- Directions
Your answer should consist of each line below that contains the string "value".

- Supplied records
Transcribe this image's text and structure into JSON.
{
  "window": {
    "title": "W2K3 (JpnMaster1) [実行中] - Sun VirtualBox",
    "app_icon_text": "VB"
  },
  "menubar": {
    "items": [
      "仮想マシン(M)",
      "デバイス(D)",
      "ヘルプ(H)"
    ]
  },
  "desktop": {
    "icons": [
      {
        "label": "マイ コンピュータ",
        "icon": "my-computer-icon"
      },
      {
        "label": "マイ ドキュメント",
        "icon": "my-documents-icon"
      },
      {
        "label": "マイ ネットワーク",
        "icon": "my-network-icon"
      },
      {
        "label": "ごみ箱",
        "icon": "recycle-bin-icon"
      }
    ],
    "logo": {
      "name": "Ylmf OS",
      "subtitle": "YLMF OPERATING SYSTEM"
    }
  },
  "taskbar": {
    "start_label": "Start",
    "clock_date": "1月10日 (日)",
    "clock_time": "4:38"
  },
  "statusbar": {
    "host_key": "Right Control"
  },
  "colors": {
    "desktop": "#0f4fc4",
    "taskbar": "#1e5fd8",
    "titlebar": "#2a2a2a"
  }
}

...

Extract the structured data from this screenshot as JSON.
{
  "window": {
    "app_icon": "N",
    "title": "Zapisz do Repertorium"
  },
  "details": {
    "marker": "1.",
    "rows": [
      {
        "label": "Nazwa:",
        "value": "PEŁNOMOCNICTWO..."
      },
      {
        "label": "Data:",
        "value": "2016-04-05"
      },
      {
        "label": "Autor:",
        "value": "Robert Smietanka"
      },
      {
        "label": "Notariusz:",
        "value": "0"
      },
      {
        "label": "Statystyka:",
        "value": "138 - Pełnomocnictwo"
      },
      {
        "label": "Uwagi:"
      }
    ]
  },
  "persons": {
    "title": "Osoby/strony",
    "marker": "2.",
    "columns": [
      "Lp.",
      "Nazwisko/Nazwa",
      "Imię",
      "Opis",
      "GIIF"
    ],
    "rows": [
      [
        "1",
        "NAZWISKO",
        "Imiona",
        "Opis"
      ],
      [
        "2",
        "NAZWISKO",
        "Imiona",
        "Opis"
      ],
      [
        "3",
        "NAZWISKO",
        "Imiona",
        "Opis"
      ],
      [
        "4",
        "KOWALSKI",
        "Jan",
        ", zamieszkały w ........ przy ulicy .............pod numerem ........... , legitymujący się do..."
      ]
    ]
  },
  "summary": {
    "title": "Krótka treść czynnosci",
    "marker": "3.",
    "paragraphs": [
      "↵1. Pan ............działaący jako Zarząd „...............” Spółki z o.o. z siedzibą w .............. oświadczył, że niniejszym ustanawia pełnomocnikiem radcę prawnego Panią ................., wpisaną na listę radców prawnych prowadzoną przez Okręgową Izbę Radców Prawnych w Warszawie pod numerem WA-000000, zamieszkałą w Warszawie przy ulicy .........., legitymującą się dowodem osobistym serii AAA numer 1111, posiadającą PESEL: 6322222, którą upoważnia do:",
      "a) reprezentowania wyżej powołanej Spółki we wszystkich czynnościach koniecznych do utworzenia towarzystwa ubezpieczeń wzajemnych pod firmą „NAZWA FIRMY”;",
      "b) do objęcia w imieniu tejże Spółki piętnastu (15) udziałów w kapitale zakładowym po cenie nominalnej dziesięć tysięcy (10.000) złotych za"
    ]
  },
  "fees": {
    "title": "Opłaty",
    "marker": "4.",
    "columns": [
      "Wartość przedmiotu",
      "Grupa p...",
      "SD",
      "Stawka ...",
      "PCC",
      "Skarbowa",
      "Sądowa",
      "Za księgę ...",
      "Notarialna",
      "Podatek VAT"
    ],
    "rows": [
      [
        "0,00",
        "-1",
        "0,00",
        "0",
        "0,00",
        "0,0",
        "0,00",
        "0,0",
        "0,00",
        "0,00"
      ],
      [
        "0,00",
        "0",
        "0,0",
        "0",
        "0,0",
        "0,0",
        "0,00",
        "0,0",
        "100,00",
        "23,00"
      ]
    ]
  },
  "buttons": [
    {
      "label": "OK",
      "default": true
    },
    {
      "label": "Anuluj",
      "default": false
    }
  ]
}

- Written solution
        "value": "PEŁNOMOCNICTWO..."
        "value": "2016-04-05"
        "value": "Robert Smietanka"
        "value": "0"
        "value": "138 - Pełnomocnictwo"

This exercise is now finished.